Any relevant comments are welcome in this thread.
P.S.- GOP national delegate counters, take note: late last night, Miller-Meeks tweeted out a link to a commentary suggesting Carly Fiorina would be a good conservative compromise candidate for delegates to a brokered convention.
UPDATE: Reader Shawn Harmsen reminded me that while Miller-Meeks headed the Department of Public Health, its employees refused to list non-birthing parents in same-sex couples on a child’s birth certificate or death certificate. LGBT couples had to sue to change that policy, years after the Iowa Supreme Court’s decision in Varnum v Brien granted marriage rights to same-sex couples. The Department of Public Health appealed a lower court ruling in favor of the couple seeking to have the non-birthing spouse listed on a birth certificate. The Iowa Supreme Court eventually found in favor of the plaintiffs, saying “the Department has been unable to identify a constitutionally adequate justification for refusing to list on a child’s birth certificate the nonbirthing spouse in a lesbian marriage, when the child was conceived using an anonymous sperm donor and was born to the other spouse during the marriage.”

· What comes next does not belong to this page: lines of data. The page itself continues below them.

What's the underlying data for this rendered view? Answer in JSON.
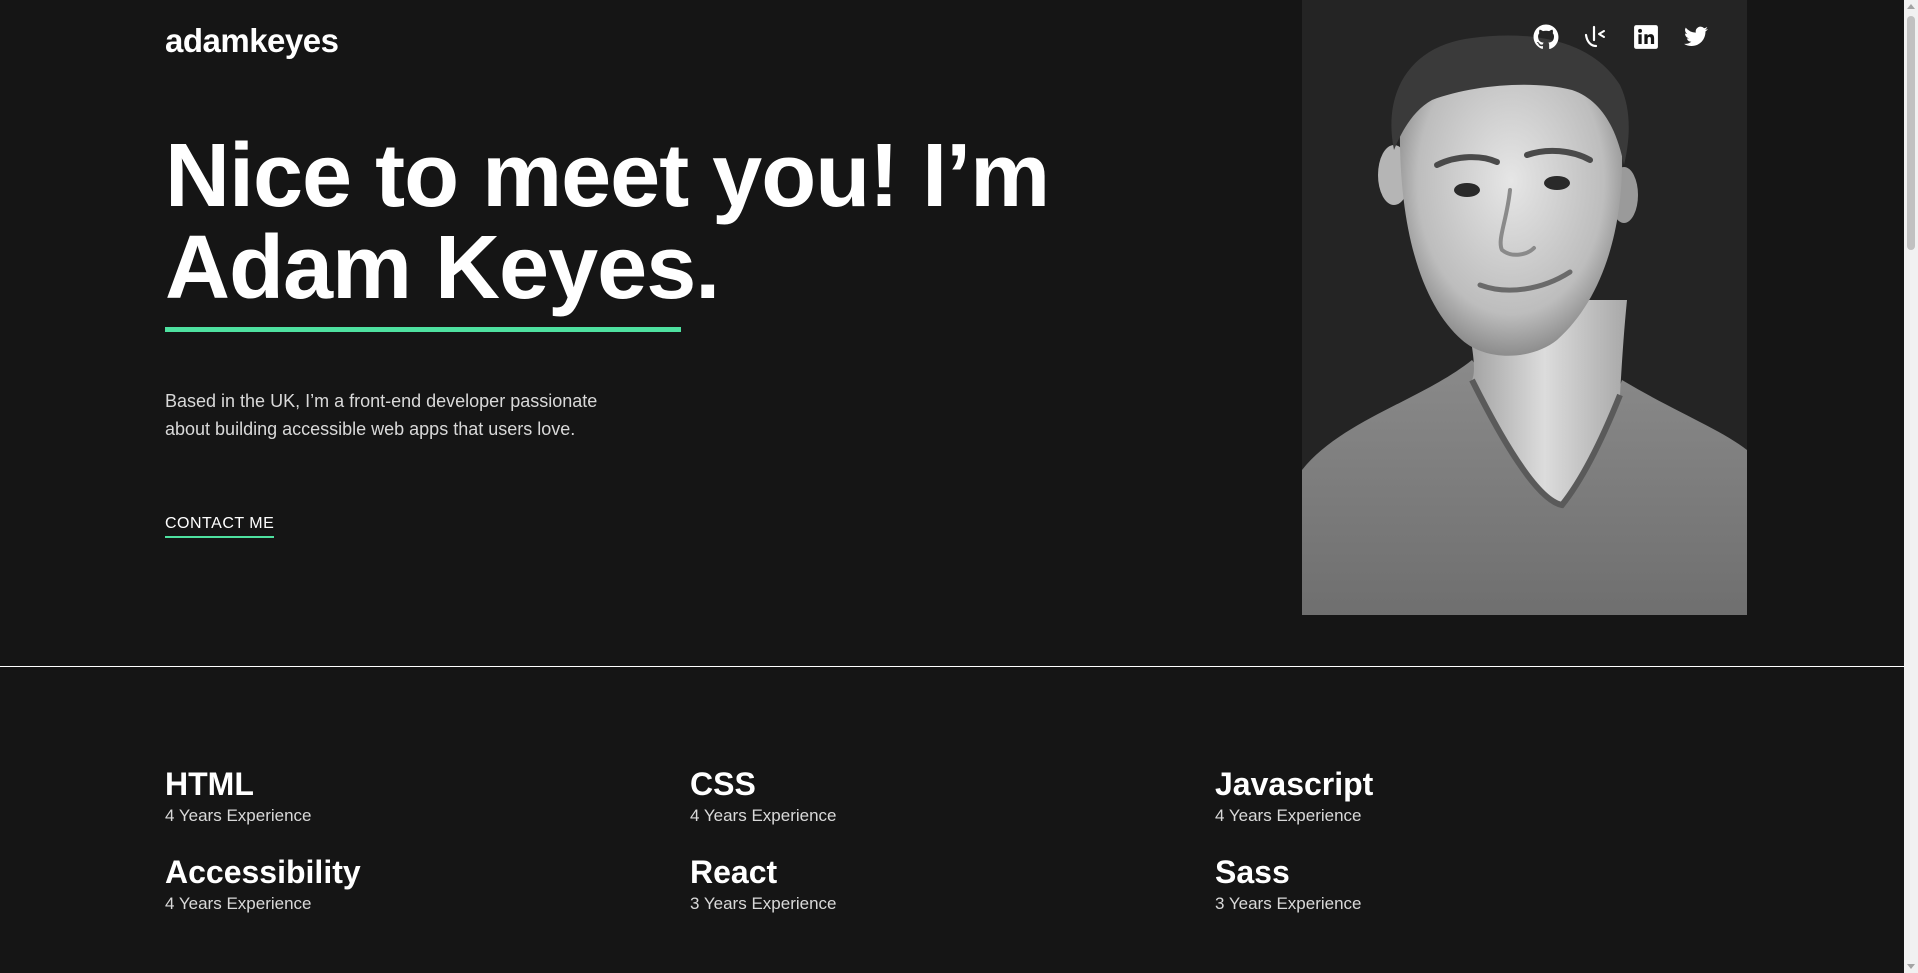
{
  "header": {
    "logo": "adamkeyes",
    "socials": [
      {
        "name": "GitHub",
        "icon": "github-icon"
      },
      {
        "name": "Frontend Mentor",
        "icon": "frontend-mentor-icon"
      },
      {
        "name": "LinkedIn",
        "icon": "linkedin-icon"
      },
      {
        "name": "Twitter",
        "icon": "twitter-icon"
      }
    ]
  },
  "hero": {
    "headline_line1": "Nice to meet you! I’m",
    "headline_line2": "Adam Keyes.",
    "intro": "Based in the UK, I’m a front-end developer passionate about building accessible web apps that users love.",
    "contact_label": "CONTACT ME"
  },
  "skills": [
    {
      "title": "HTML",
      "experience": "4 Years Experience"
    },
    {
      "title": "CSS",
      "experience": "4 Years Experience"
    },
    {
      "title": "Javascript",
      "experience": "4 Years Experience"
    },
    {
      "title": "Accessibility",
      "experience": "4 Years Experience"
    },
    {
      "title": "React",
      "experience": "3 Years Experience"
    },
    {
      "title": "Sass",
      "experience": "3 Years Experience"
    }
  ],
  "colors": {
    "background": "#151515",
    "accent": "#4ee1a0",
    "text": "#ffffff",
    "muted": "#d9d9d9",
    "photo_panel": "#242424"
  }
}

SECOND UPDATE: A truly absurd press release from the Republican Party of Iowa on April 15.
Gronstal’s Political Agenda Hurts Iowa Families
This Thursday, the Iowa Senate rejected Mariannette Miller-Meeks, former Director of the Iowa Department of Public Health, to serve on the Iowa Hawk-I Board. The Iowa Hawk-I Board advises the state on health care coverage for uninsured children of working families.
Chairman Jeff Kaufmann said this about the decision: “Mike Gronstal and his partisan destructive attitude towards anyone that has a slight disagreement with him is not what the families of Iowa need. Mariannette Miller-Meeks is a healthcare professional who knows and understands the complicated healthcare system. Allowing politics to get in the way of this nomination is Gronstal’s way of asserting his political agenda. In the end, the only people who lose are Iowa families.”
Under Gronstal’s leadership, the Iowa Senate has confirmed hundreds of Branstad appointees–many of whom disagree with Democrats on any number of policies.
An Iowa GOP State Central Committee member is never going to provide serious oversight on behalf of the 37,000 kids on HAWK-I.